(Source data Opens)
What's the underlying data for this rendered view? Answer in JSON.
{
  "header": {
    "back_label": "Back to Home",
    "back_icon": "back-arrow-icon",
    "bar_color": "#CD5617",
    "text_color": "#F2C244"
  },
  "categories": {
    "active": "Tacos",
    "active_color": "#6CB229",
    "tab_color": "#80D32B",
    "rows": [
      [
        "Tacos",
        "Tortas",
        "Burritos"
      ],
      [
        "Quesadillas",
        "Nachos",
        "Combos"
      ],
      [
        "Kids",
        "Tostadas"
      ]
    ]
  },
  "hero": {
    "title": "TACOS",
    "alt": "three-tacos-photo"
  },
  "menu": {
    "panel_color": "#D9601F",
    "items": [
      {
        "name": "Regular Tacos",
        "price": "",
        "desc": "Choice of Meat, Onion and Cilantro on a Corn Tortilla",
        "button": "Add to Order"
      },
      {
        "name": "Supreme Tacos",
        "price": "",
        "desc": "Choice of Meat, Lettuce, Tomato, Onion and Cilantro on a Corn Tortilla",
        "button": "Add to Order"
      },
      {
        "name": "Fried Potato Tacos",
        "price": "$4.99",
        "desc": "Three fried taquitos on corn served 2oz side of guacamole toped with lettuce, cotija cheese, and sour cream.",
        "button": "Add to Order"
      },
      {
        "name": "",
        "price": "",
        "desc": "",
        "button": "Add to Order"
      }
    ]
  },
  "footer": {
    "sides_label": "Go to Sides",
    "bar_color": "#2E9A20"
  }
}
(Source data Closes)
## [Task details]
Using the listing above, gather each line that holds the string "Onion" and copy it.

## [Solution below]
        "desc": "Choice of Meat, Onion and Cilantro on a Corn Tortilla",
        "desc": "Choice of Meat, Lettuce, Tomato, Onion and Cilantro on a Corn Tortilla",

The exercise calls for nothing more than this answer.